- Directions:
Find the string "Vampire" in the records. Copy every line it appears in.

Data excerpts
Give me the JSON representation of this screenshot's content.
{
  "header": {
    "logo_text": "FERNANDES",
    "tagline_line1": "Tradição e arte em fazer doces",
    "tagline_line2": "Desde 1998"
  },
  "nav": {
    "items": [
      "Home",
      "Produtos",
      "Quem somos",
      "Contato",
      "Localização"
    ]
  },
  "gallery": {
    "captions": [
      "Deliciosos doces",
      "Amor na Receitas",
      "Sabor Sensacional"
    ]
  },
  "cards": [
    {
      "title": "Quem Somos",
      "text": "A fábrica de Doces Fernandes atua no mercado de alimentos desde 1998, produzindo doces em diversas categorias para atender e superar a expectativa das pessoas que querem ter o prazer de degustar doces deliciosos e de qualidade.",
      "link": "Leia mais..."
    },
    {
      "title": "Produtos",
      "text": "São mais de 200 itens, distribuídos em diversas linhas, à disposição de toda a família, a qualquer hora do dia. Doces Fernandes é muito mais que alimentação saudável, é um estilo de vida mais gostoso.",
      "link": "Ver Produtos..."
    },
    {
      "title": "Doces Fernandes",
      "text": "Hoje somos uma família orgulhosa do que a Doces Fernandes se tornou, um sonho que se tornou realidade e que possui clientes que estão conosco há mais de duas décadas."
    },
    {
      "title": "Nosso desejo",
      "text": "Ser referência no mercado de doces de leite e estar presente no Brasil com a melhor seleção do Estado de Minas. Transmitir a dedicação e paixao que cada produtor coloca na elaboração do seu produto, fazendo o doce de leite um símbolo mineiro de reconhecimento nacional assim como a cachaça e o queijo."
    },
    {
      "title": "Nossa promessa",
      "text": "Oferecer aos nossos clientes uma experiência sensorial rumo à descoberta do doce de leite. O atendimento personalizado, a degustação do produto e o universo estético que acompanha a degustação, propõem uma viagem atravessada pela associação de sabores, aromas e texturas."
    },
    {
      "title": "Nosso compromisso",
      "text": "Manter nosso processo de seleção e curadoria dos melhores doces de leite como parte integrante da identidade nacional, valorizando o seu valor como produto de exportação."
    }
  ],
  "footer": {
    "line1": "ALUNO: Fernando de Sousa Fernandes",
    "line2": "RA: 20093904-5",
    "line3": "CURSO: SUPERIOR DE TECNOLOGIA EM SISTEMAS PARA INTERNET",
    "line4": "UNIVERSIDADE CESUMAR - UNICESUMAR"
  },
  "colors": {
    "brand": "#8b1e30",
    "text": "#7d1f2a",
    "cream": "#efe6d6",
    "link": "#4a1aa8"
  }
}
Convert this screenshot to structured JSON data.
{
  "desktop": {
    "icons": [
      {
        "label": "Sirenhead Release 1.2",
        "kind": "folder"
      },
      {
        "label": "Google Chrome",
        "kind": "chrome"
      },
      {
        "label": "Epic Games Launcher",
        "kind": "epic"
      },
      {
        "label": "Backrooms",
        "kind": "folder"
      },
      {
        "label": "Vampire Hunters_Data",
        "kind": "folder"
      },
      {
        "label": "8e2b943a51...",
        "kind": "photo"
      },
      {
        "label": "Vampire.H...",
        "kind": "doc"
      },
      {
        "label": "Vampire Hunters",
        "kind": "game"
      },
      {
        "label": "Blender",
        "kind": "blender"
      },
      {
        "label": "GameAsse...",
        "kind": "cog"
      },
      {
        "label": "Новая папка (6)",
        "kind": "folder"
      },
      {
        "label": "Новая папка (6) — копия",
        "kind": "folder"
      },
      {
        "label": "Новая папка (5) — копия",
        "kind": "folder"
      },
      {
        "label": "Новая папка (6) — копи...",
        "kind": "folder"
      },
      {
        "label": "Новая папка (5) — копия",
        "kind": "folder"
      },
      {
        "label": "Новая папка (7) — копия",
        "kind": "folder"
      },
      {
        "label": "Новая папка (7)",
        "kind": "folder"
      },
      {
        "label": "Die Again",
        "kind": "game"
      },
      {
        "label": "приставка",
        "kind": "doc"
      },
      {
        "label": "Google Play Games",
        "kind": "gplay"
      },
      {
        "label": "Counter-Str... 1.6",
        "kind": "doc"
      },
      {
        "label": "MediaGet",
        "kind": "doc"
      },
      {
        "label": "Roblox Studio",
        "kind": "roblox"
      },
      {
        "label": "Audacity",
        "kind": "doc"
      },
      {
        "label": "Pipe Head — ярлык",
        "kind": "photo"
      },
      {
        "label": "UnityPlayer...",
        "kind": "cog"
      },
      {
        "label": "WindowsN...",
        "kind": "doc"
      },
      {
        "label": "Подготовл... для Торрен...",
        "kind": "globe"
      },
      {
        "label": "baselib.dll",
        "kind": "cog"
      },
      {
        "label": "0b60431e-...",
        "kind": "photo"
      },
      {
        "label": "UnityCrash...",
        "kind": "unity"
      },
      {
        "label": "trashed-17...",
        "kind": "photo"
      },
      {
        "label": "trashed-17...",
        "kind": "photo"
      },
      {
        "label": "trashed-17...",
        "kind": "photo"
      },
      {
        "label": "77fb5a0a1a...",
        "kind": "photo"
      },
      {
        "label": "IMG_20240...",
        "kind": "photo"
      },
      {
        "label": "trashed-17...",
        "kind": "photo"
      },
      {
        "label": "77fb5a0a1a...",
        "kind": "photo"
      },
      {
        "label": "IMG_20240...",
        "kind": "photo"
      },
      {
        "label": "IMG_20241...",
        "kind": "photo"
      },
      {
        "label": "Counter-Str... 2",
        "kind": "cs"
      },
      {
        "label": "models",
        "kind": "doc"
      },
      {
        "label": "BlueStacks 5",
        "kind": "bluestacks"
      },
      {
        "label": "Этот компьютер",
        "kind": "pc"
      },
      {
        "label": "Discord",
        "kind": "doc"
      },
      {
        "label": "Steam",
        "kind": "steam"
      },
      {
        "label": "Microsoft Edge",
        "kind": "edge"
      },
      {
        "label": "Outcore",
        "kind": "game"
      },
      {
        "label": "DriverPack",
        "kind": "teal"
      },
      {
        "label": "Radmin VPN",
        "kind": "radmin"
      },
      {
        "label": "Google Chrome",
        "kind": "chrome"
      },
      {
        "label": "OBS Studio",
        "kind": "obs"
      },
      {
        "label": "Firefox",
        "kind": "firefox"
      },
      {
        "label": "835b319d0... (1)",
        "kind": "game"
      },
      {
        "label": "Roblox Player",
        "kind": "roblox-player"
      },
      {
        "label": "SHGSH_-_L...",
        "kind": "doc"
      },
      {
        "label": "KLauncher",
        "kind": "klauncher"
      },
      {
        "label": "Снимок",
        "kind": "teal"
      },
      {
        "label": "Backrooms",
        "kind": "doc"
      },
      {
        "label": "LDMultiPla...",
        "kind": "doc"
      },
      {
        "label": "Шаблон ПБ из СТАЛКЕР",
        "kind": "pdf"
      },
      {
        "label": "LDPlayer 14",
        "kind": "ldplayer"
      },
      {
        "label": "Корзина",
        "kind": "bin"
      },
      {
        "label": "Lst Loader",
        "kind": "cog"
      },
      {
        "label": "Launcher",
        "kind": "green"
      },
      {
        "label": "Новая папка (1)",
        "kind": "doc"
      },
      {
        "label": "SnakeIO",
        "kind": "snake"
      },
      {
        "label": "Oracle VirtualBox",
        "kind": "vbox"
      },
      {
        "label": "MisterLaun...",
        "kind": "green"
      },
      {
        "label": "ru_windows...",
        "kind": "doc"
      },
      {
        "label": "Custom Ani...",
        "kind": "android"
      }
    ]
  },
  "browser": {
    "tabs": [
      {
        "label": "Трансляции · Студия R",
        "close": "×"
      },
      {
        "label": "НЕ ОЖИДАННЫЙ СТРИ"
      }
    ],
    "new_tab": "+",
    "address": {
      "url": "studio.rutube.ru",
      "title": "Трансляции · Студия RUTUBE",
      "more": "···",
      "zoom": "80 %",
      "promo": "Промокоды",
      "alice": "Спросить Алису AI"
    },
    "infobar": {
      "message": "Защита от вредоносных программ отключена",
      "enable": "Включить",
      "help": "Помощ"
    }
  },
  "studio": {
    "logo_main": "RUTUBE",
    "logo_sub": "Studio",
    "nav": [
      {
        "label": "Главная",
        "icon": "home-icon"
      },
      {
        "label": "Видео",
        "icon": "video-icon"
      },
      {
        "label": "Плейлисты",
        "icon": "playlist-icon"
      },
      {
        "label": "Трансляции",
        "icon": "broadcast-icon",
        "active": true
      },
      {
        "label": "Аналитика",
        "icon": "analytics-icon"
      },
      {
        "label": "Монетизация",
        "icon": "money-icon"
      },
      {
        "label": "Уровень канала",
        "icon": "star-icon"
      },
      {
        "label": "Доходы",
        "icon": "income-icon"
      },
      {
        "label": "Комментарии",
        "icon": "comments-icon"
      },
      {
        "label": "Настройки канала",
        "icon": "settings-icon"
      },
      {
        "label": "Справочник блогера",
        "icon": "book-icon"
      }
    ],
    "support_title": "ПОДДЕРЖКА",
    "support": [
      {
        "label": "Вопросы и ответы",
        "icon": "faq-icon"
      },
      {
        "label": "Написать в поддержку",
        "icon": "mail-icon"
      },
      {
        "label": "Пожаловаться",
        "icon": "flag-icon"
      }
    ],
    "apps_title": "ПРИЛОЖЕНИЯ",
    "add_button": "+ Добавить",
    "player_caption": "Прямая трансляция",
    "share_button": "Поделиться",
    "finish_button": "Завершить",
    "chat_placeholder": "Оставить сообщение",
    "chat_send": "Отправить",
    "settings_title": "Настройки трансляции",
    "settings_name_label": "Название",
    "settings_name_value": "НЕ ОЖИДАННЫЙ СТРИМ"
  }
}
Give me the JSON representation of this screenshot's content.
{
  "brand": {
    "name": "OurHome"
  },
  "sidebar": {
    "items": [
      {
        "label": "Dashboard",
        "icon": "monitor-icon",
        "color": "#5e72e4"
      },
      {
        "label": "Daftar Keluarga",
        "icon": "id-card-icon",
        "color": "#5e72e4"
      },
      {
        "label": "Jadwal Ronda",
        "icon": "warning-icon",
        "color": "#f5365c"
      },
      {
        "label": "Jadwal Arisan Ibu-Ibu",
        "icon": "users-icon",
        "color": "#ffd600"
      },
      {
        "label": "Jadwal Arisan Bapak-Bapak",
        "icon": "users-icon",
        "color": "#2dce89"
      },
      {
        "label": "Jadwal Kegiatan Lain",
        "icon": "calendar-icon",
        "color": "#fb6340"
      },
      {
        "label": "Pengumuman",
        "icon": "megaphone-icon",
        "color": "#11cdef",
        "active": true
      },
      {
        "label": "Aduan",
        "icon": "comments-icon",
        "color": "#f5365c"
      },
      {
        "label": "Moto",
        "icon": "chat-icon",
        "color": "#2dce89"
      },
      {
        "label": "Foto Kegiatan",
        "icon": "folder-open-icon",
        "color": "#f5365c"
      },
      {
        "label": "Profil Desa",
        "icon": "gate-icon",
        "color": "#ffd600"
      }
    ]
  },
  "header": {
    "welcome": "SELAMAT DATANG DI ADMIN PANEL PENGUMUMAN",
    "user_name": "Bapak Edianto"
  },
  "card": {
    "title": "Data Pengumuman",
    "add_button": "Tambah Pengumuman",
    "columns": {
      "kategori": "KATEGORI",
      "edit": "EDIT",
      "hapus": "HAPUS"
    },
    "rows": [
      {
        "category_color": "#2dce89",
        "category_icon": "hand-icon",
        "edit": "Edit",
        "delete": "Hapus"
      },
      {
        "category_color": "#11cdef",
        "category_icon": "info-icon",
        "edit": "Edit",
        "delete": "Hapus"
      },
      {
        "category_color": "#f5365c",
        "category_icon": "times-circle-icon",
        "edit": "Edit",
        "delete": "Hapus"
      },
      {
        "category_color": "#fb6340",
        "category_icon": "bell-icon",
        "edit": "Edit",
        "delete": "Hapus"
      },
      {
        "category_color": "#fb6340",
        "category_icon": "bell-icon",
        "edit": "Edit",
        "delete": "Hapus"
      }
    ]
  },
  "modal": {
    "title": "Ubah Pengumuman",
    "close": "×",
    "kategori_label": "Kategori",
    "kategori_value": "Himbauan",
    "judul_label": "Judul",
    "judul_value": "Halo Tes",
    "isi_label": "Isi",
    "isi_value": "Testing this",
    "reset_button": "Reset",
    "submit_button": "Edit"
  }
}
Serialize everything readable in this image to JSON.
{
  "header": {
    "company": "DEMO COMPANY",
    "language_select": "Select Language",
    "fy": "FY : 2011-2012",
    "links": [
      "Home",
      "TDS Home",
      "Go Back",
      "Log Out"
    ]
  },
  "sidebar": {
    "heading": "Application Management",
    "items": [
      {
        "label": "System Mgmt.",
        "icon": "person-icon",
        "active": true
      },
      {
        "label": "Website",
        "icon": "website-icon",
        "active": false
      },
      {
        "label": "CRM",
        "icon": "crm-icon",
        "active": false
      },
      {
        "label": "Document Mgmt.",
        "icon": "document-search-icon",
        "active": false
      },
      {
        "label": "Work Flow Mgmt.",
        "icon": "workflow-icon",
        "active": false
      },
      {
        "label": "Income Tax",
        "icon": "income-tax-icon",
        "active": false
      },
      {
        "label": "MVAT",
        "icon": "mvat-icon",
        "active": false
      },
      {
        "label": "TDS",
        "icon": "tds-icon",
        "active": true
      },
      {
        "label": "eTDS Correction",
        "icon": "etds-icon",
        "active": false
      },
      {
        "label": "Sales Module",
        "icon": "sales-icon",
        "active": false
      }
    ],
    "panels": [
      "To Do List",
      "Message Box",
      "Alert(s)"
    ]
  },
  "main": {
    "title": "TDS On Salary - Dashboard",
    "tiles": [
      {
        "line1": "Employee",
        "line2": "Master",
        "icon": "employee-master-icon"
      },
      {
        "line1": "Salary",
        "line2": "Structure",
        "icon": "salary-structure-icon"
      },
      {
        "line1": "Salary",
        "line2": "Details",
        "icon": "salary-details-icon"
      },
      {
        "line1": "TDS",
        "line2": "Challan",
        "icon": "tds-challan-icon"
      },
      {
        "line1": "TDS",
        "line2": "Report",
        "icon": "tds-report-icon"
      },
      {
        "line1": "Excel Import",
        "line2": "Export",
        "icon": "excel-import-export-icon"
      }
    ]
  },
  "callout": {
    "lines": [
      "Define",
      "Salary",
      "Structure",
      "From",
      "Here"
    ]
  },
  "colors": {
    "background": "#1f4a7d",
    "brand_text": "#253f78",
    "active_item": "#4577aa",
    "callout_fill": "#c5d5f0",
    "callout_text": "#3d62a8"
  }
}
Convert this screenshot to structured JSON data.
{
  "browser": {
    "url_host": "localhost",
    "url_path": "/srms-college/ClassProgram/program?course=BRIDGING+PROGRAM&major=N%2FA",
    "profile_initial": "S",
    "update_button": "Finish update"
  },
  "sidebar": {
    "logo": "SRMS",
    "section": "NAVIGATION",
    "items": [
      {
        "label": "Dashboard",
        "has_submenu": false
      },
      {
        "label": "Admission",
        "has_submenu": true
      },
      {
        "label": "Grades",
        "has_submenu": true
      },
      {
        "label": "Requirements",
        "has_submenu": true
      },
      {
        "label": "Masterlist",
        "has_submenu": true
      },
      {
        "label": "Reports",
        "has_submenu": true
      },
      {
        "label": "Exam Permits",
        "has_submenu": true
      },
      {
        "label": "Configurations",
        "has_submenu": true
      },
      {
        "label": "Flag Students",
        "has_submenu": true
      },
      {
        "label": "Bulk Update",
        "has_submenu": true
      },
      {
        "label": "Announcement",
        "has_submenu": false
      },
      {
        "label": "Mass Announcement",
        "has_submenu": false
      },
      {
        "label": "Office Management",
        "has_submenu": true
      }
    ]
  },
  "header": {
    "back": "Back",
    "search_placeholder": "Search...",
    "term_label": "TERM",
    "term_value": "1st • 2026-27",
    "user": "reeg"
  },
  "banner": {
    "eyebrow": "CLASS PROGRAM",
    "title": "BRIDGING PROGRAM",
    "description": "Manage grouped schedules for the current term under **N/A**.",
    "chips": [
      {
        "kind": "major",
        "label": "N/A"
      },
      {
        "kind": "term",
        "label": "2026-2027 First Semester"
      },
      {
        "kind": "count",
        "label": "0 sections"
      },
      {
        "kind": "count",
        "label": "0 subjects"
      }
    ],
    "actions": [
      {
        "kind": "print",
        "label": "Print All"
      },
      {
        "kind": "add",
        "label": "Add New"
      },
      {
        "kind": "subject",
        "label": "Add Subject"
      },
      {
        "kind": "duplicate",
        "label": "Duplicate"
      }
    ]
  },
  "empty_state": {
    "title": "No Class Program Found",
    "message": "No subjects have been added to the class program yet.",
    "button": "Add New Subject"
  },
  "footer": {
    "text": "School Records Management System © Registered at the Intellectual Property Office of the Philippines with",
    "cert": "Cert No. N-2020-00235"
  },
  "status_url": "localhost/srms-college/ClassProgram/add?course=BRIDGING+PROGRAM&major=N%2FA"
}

- Response area:
        "label": "Vampire Hunters_Data",
        "label": "Vampire.H...",
        "label": "Vampire Hunters",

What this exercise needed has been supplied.